At dusk on a December day in wartime Ukraine, darkness seems to fall early, quickly, and to just keep on falling.
Glowing streetlamps and lighted windows can no longer be relied upon to keep night at bay, because Russian cruise missiles have wrecked two-thirds of Ukraine’s national grid just as freezing temperatures grip the country.
On the 90-minute bus journey from the Polish border to Lviv, with barely a light to be seen in village after village, there is near-silence among the returning Ukrainians as the gloom shows them what a winter of blackouts may be like.
Mobile phones illuminate the passengers’ faces and sometimes bring good news: my neighbour’s parents tell her their electricity has just come back on after an outage of six hours and there is water in the taps.

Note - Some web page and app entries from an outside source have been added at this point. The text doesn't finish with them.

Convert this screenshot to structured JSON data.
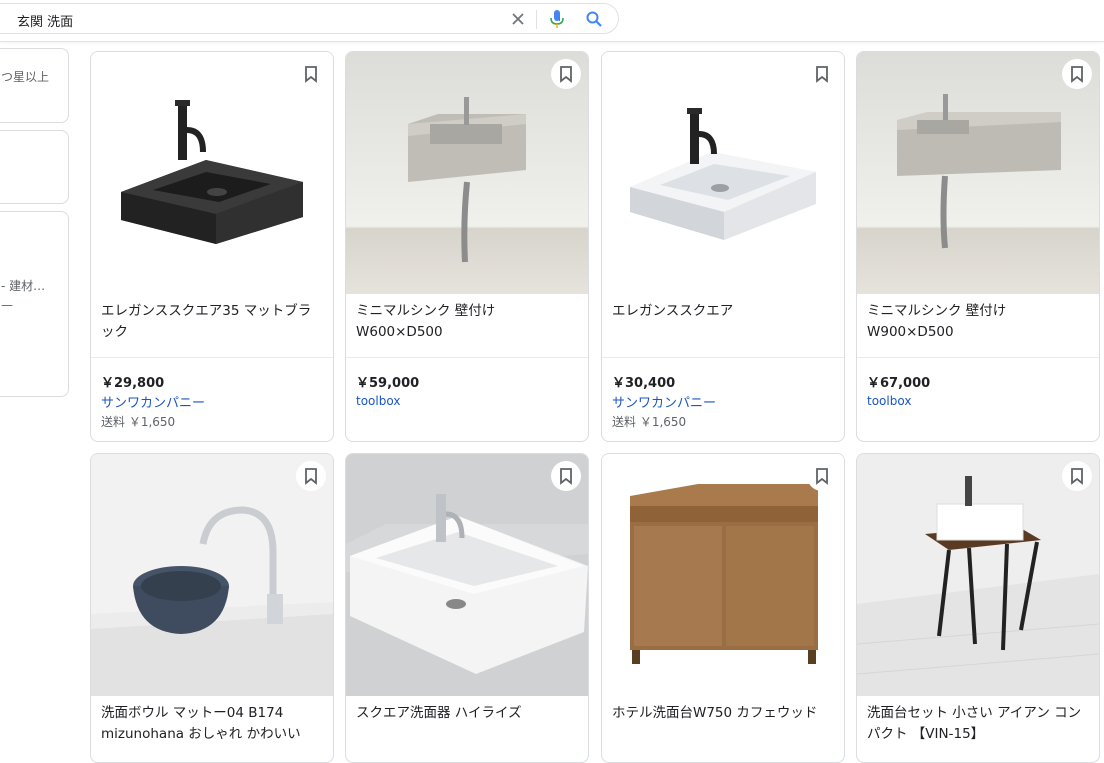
{
  "search": {
    "query": "玄関 洗面"
  },
  "sidebar": {
    "items": [
      {
        "label": "つ星以上"
      },
      {
        "label": ""
      },
      {
        "label": "- 建材…"
      }
    ]
  },
  "products": [
    {
      "title": "エレガンススクエア35 マットブラック",
      "price": "￥29,800",
      "seller": "サンワカンパニー",
      "shipping": "送料 ￥1,650"
    },
    {
      "title": "ミニマルシンク 壁付け W600×D500",
      "price": "￥59,000",
      "seller": "toolbox",
      "shipping": ""
    },
    {
      "title": "エレガンススクエア",
      "price": "￥30,400",
      "seller": "サンワカンパニー",
      "shipping": "送料 ￥1,650"
    },
    {
      "title": "ミニマルシンク 壁付け W900×D500",
      "price": "￥67,000",
      "seller": "toolbox",
      "shipping": ""
    },
    {
      "title": "洗面ボウル マットー04 B174 mizunohana おしゃれ かわいい",
      "price": "",
      "seller": "",
      "shipping": ""
    },
    {
      "title": "スクエア洗面器 ハイライズ",
      "price": "",
      "seller": "",
      "shipping": ""
    },
    {
      "title": "ホテル洗面台W750 カフェウッド",
      "price": "",
      "seller": "",
      "shipping": ""
    },
    {
      "title": "洗面台セット 小さい アイアン コンパクト 【VIN-15】",
      "price": "",
      "seller": "",
      "shipping": ""
    }
  ],
  "colors": {
    "link": "#1a56c4",
    "border": "#dadce0"
  }
}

Scrolling through messages reminds her how life has changed since all-out war began in February: now a phone app delivers automated air-raid alerts, many close friends are in the army or helping as volunteers, and the tips they swap these days are on the best torches, camping stoves and generators to buy.
She says the energy crisis is instilling new national obsessions and fears: among the former is a mania for trying to keep gadgets fully charged – computers, phones, torches, power banks – while the latter include a terror of getting stuck in a lift during a blackout.
A friend describes the experience: as he ascended to his 15th-storey flat in a Lviv tower block, a power cut stopped the lift between floors. Guided by an engineer who came mercifully quickly to help, he had to unscrew a panel in the roof of the lift, climb on to the top of the cabin and clamber up to where his rescuer held open the lift-shaft doors.
The energy crisis hits the poor hardest, but everyone is affected: Tymofiy Mylovanov, president of the Kyiv School of Economics and a former economy minister, tweets about daily challenges and dilemmas: should he and his wife sleep in a tent inside their flat because it is easier to heat than the bedroom? Is it sensible to use snow from the balcony to flush the toilet when the water is off, or stupid because it makes the flat colder as it melts?
Russia fired more than 70 missiles at Ukrainian infrastructure again on Monday and, though only about 10 evaded the country’s rapidly improving air defence systems, they caused another wave of emergency blackouts in Kyiv, Odesa and elsewhere.
Even during pauses in the bombardment, planned power cuts of several hours are now the norm as workers make repairs in freezing conditions and with a shortage of key components, such as transformers that suit Ukraine’s largely Soviet-era grid.
Critical facilities have priority for scarce electricity, and backup systems have kept the lights on at Lviv’s regional clinical hospital.
“The intensity of our work has increased substantially compared to last year. We’ve been treating many people from central, eastern and southern Ukraine, performing a high number of surgeries day and night, including urgent cases,” says Dmytro Averchuk, a member of the cardiac surgery team led by his father, Vitalii.
The health ministry recommended this week that Ukrainian hospitals postpone elective surgery, and some operating theatres and intensive care beds are already kept free in case of a major emergency, such as a missile strike that causes mass casualties.
Vitalii says these wartime conditions limit the capacity of his department, but his greatest concern is for its dwindling stock of top-quality, western-made prosthetic heart valves; nevertheless, he says “we are ready” for whatever winter may bring.
Five hundred kilometres to the east, snow already lies thick on the ground in Kyiv, where mayor Vitali Klitschko has been chided for allegedly failing to set up enough “invincibility points” – places where people can get warm, find water, charge phones and go online during blackouts; he accuses critics of playing politics at the worst possible time.
“We haven’t needed to use the invincibility points... The power comes and goes in our district, but we can get by,” says Dima Tertychniy, as he walks past Kyiv’s 1,000-year-old St Sophia cathedral with his mother, Tetyana.
If Russians expect to break Ukraine’s spirit “they shouldn’t hold their breath”, she says. “It will all be okay – it will all be Ukraine!” she adds, using a popular rallying cry.
When the Averchuks spoke to The Irish Times in March, Vitalii said Russia’s full-scale invasion was a historic examination of Ukrainian character and nationhood.
Nine months on he says: “We’re passing the test.”